Educators from across the Thames Valley District School Board (TVDSB)centralized their picket lines at 20 school sites in the region.
Along Bradley Avenue in London, in excess of 100 educators were marching the sidewalks early Wednesday morning, near the front of White Oaks Public School.
Elementary Teachers' Federation of Ontario (ETFO) President Sam Hammond was expected to be on the line with them shortly before 9 a.m. but cancelled at the last minute.
Craig Smith, the local ETFO president, says his members remain hopeful rotating strikes this week and next will pressure the province to return to talks.
But Education Minister Stephen Lecce continues to call for a private mediator to be called in.
Smith says that’s not going to happen, “We’re not sure why they would want a private mediator given the fact the government has a whole department related to collective bargaining, why are they doing that? So we’re not really interested in private mediation.”
As the strikes drag on parents are worried escalating job action could make childcare difficult.
Smith says his union understands the stress, but he would not hint if walkouts lasting more than a day are coming.
The one-day rotating strikes will continue through next week, “I think we’ll take stock and see where we are at after that’s done.”
In the interim some parents able to take the day off or shift to accommodate schedules were enjoying some sledding at Basil Grover Park in London.
Parent Troy Hutchinson states he supports the walkout, while admitting a further escalation of job action would be difficult to manage.
"Well each one's going to be a little more trying than the one before. However, the government has to negotiate with the teachers, this is all the teachers can do."
As talks with the province drag on, local talks with the TVDSB are moving ahead, according to Smith.
“We’ve met seven times with the board locally. We are exchanging language and doing what we need to do. So, we appreciate that. It’s a bit of counterpoint to what’s not happening provincially.”
While the province negotiates wages and monetary issues, most contract points - not dealing with money - are settled at the local level between school boards and teachers.
All of Ontario's four major teachers' unions are engaging in some form of job action during a contentious round of contract talks, as key issues including larger class sizes and mandatory online courses remain outstanding.

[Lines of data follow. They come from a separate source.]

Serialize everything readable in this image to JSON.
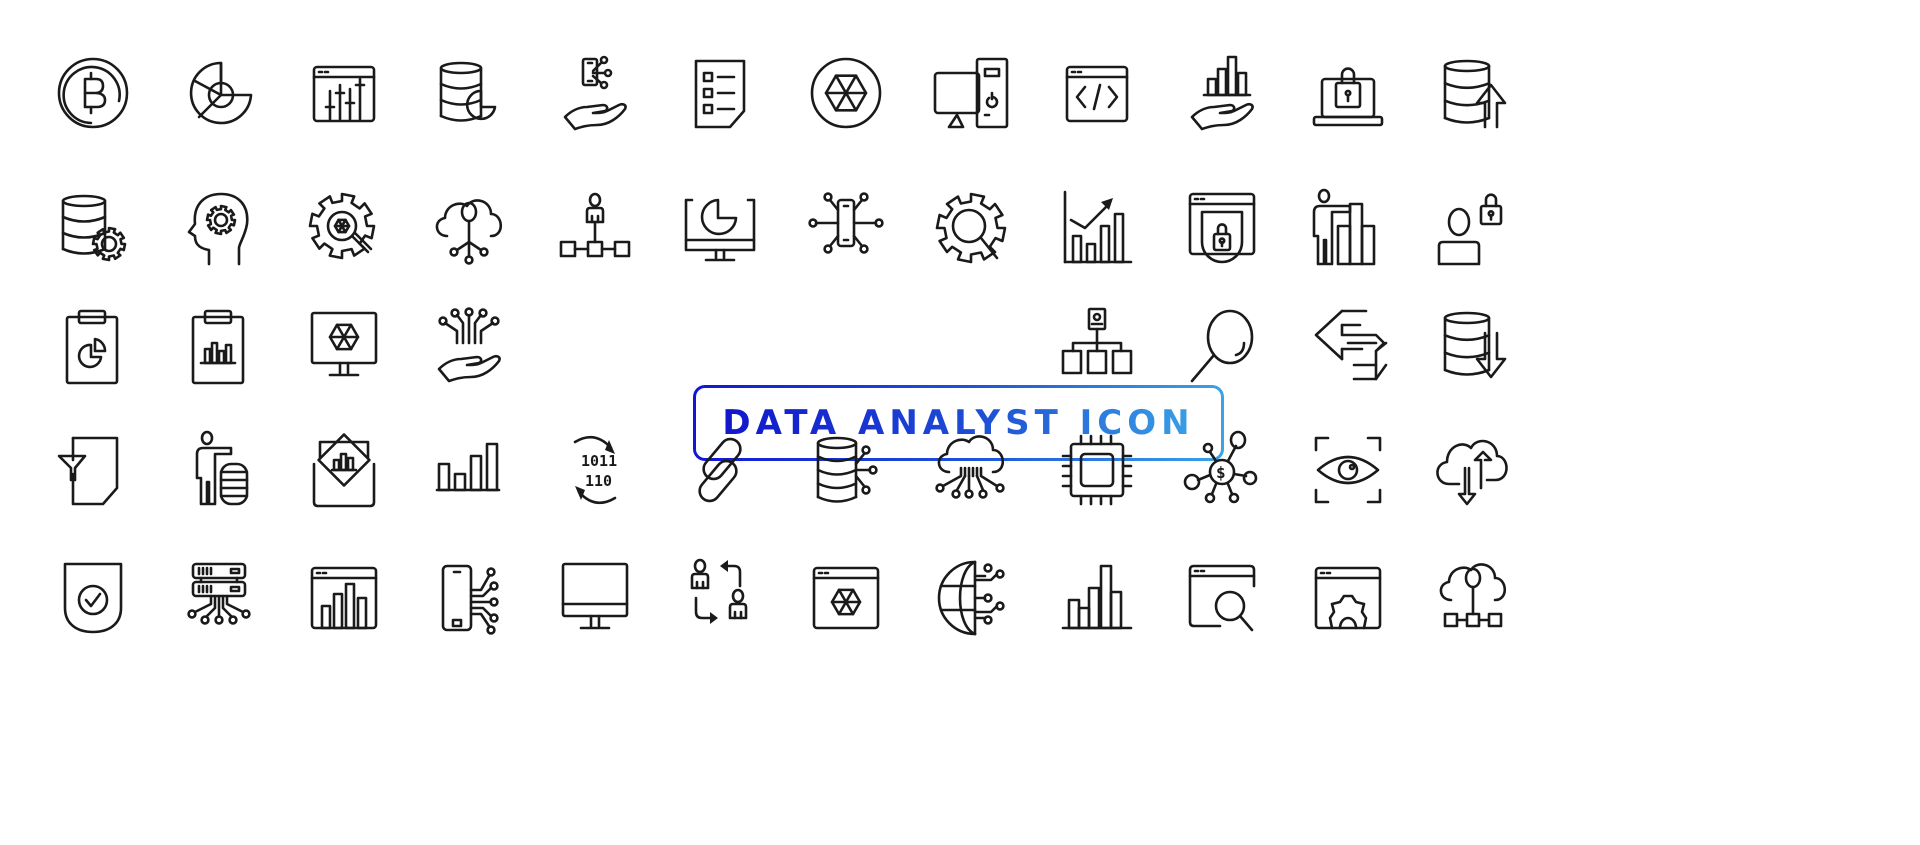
{
  "title": {
    "text": "DATA ANALYST ICON",
    "gradient_start": "#1316d4",
    "gradient_end": "#3aa2e6"
  },
  "icon_color": "#1a1a1a",
  "background": "#ffffff",
  "icons": [
    {
      "row": 1,
      "col": 1,
      "name": "bitcoin-coin-icon"
    },
    {
      "row": 1,
      "col": 2,
      "name": "radial-chart-icon"
    },
    {
      "row": 1,
      "col": 3,
      "name": "browser-sliders-icon"
    },
    {
      "row": 1,
      "col": 4,
      "name": "database-pie-chart-icon"
    },
    {
      "row": 1,
      "col": 5,
      "name": "hand-smartphone-network-icon"
    },
    {
      "row": 1,
      "col": 6,
      "name": "checklist-document-icon"
    },
    {
      "row": 1,
      "col": 7,
      "name": "hexagon-cube-circle-icon"
    },
    {
      "row": 1,
      "col": 8,
      "name": "desktop-computer-tower-icon"
    },
    {
      "row": 1,
      "col": 9,
      "name": "browser-code-icon"
    },
    {
      "row": 1,
      "col": 10,
      "name": "hand-bar-chart-icon"
    },
    {
      "row": 1,
      "col": 11,
      "name": "laptop-lock-icon"
    },
    {
      "row": 1,
      "col": 12,
      "name": "database-upload-icon"
    },
    {
      "row": 2,
      "col": 1,
      "name": "database-gear-icon"
    },
    {
      "row": 2,
      "col": 2,
      "name": "head-gear-icon"
    },
    {
      "row": 2,
      "col": 3,
      "name": "gear-magnifier-icon"
    },
    {
      "row": 2,
      "col": 4,
      "name": "cloud-network-icon"
    },
    {
      "row": 2,
      "col": 5,
      "name": "user-hierarchy-icon"
    },
    {
      "row": 2,
      "col": 6,
      "name": "monitor-pie-chart-icon"
    },
    {
      "row": 2,
      "col": 7,
      "name": "smartphone-circuit-icon"
    },
    {
      "row": 2,
      "col": 8,
      "name": "gear-search-icon"
    },
    {
      "row": 2,
      "col": 9,
      "name": "growth-chart-arrow-icon"
    },
    {
      "row": 2,
      "col": 10,
      "name": "browser-shield-lock-icon"
    },
    {
      "row": 2,
      "col": 11,
      "name": "person-presenting-chart-icon"
    },
    {
      "row": 2,
      "col": 12,
      "name": "user-lock-icon"
    },
    {
      "row": 3,
      "col": 1,
      "name": "clipboard-pie-chart-icon"
    },
    {
      "row": 3,
      "col": 2,
      "name": "clipboard-bar-chart-icon"
    },
    {
      "row": 3,
      "col": 3,
      "name": "monitor-hexagon-icon"
    },
    {
      "row": 3,
      "col": 4,
      "name": "hand-circuit-icon"
    },
    {
      "row": 3,
      "col": 9,
      "name": "org-chart-icon"
    },
    {
      "row": 3,
      "col": 10,
      "name": "magnifier-icon"
    },
    {
      "row": 3,
      "col": 11,
      "name": "data-transfer-arrows-icon"
    },
    {
      "row": 3,
      "col": 12,
      "name": "database-download-icon"
    },
    {
      "row": 4,
      "col": 1,
      "name": "document-filter-icon"
    },
    {
      "row": 4,
      "col": 2,
      "name": "person-coins-icon"
    },
    {
      "row": 4,
      "col": 3,
      "name": "envelope-report-icon"
    },
    {
      "row": 4,
      "col": 4,
      "name": "bar-chart-icon"
    },
    {
      "row": 4,
      "col": 5,
      "name": "binary-sync-icon"
    },
    {
      "row": 4,
      "col": 6,
      "name": "chain-link-icon"
    },
    {
      "row": 4,
      "col": 7,
      "name": "database-network-icon"
    },
    {
      "row": 4,
      "col": 8,
      "name": "cloud-circuit-icon"
    },
    {
      "row": 4,
      "col": 9,
      "name": "cpu-chip-icon"
    },
    {
      "row": 4,
      "col": 10,
      "name": "dollar-network-icon"
    },
    {
      "row": 4,
      "col": 11,
      "name": "eye-scan-icon"
    },
    {
      "row": 4,
      "col": 12,
      "name": "cloud-sync-arrows-icon"
    },
    {
      "row": 5,
      "col": 1,
      "name": "shield-check-icon"
    },
    {
      "row": 5,
      "col": 2,
      "name": "server-network-icon"
    },
    {
      "row": 5,
      "col": 3,
      "name": "browser-bar-chart-icon"
    },
    {
      "row": 5,
      "col": 4,
      "name": "smartphone-network-icon"
    },
    {
      "row": 5,
      "col": 5,
      "name": "monitor-icon"
    },
    {
      "row": 5,
      "col": 6,
      "name": "user-exchange-icon"
    },
    {
      "row": 5,
      "col": 7,
      "name": "browser-hexagon-icon"
    },
    {
      "row": 5,
      "col": 8,
      "name": "globe-network-icon"
    },
    {
      "row": 5,
      "col": 9,
      "name": "column-chart-icon"
    },
    {
      "row": 5,
      "col": 10,
      "name": "browser-search-icon"
    },
    {
      "row": 5,
      "col": 11,
      "name": "browser-settings-icon"
    },
    {
      "row": 5,
      "col": 12,
      "name": "cloud-hierarchy-icon"
    }
  ]
}
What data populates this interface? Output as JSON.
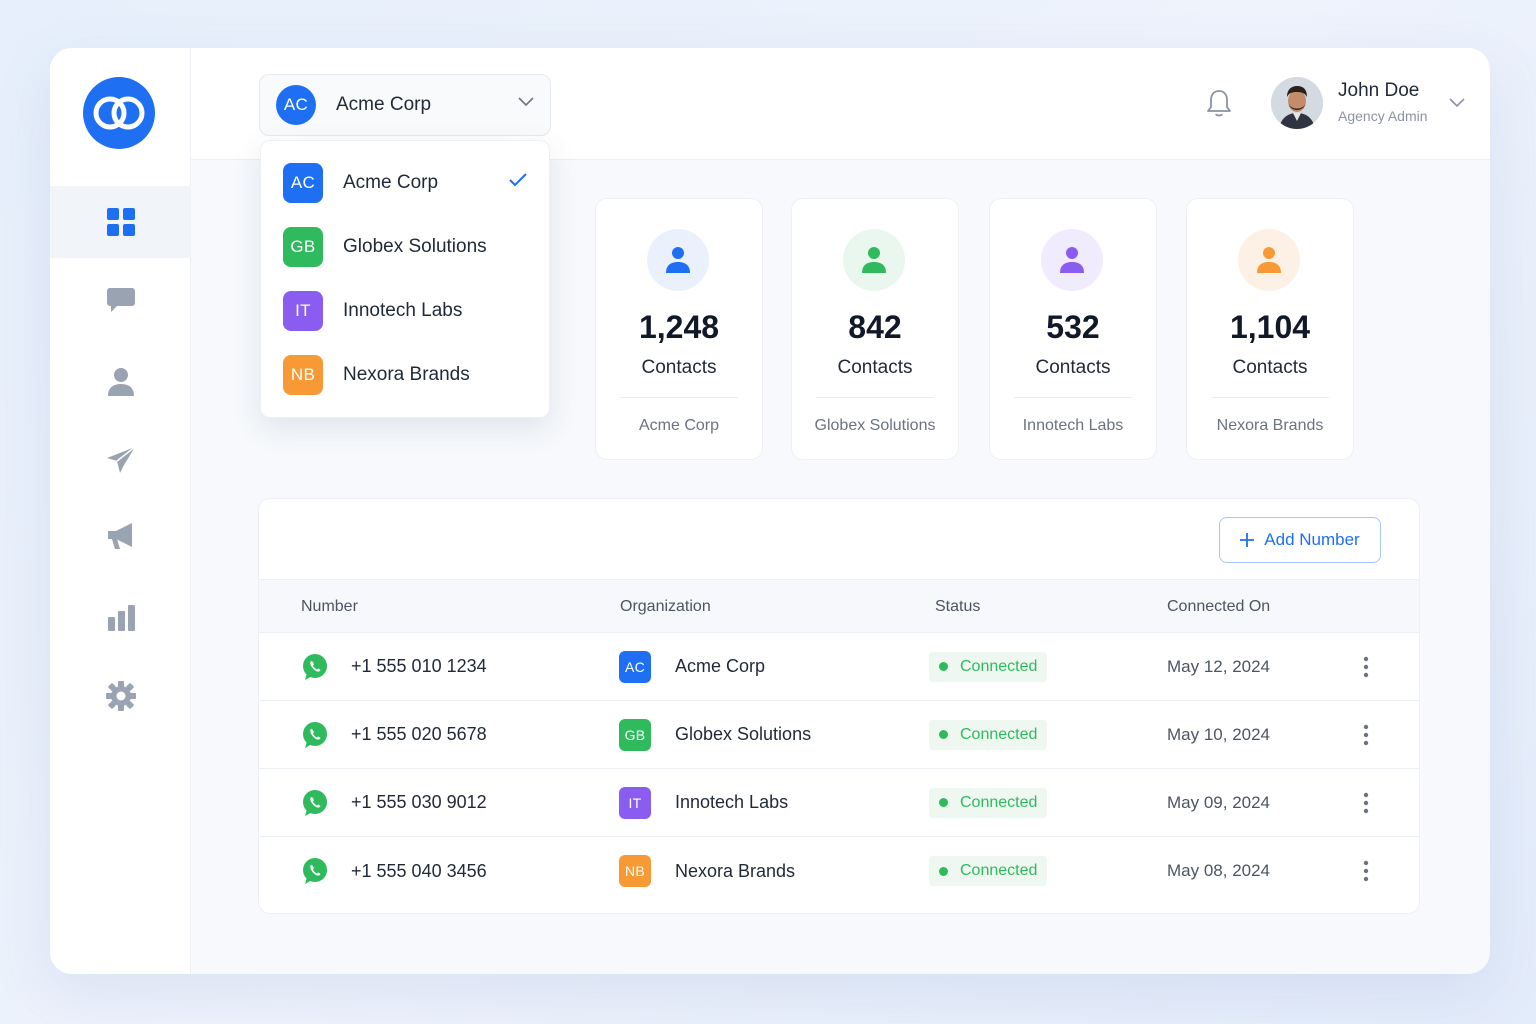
{
  "colors": {
    "accent": "#1f6ff2",
    "acme": "#1f6ff2",
    "globex": "#2fba5d",
    "innotech": "#8a5cf0",
    "nexora": "#f79a36",
    "connected": "#2fba5d"
  },
  "sidebar": {
    "items": [
      {
        "name": "dashboard",
        "icon": "grid-icon",
        "active": true
      },
      {
        "name": "messages",
        "icon": "chat-icon"
      },
      {
        "name": "contacts",
        "icon": "user-icon"
      },
      {
        "name": "campaigns",
        "icon": "send-icon"
      },
      {
        "name": "broadcasts",
        "icon": "megaphone-icon"
      },
      {
        "name": "analytics",
        "icon": "bar-chart-icon"
      },
      {
        "name": "settings",
        "icon": "gear-icon"
      }
    ]
  },
  "header": {
    "org_select": {
      "badge": "AC",
      "name": "Acme Corp"
    },
    "user": {
      "name": "John Doe",
      "role": "Agency Admin"
    }
  },
  "dropdown": {
    "items": [
      {
        "badge": "AC",
        "label": "Acme Corp",
        "selected": true
      },
      {
        "badge": "GB",
        "label": "Globex Solutions"
      },
      {
        "badge": "IT",
        "label": "Innotech Labs"
      },
      {
        "badge": "NB",
        "label": "Nexora Brands"
      }
    ]
  },
  "stats": [
    {
      "value": "1,248",
      "unit": "Contacts",
      "org": "Acme Corp"
    },
    {
      "value": "842",
      "unit": "Contacts",
      "org": "Globex Solutions"
    },
    {
      "value": "532",
      "unit": "Contacts",
      "org": "Innotech Labs"
    },
    {
      "value": "1,104",
      "unit": "Contacts",
      "org": "Nexora Brands"
    }
  ],
  "table": {
    "add_button": "Add Number",
    "columns": [
      "Number",
      "Organization",
      "Status",
      "Connected On"
    ],
    "rows": [
      {
        "number": "+1 555 010 1234",
        "badge": "AC",
        "org": "Acme Corp",
        "status": "Connected",
        "date": "May 12, 2024"
      },
      {
        "number": "+1 555 020 5678",
        "badge": "GB",
        "org": "Globex Solutions",
        "status": "Connected",
        "date": "May 10, 2024"
      },
      {
        "number": "+1 555 030 9012",
        "badge": "IT",
        "org": "Innotech Labs",
        "status": "Connected",
        "date": "May 09, 2024"
      },
      {
        "number": "+1 555 040 3456",
        "badge": "NB",
        "org": "Nexora Brands",
        "status": "Connected",
        "date": "May 08, 2024"
      }
    ]
  }
}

The one-day walkout at public elementary schools comes one day after Catholic teachers hit the picket lines across the cty.
Back in December public high school teachers were the first to start using the rolling strike tactic.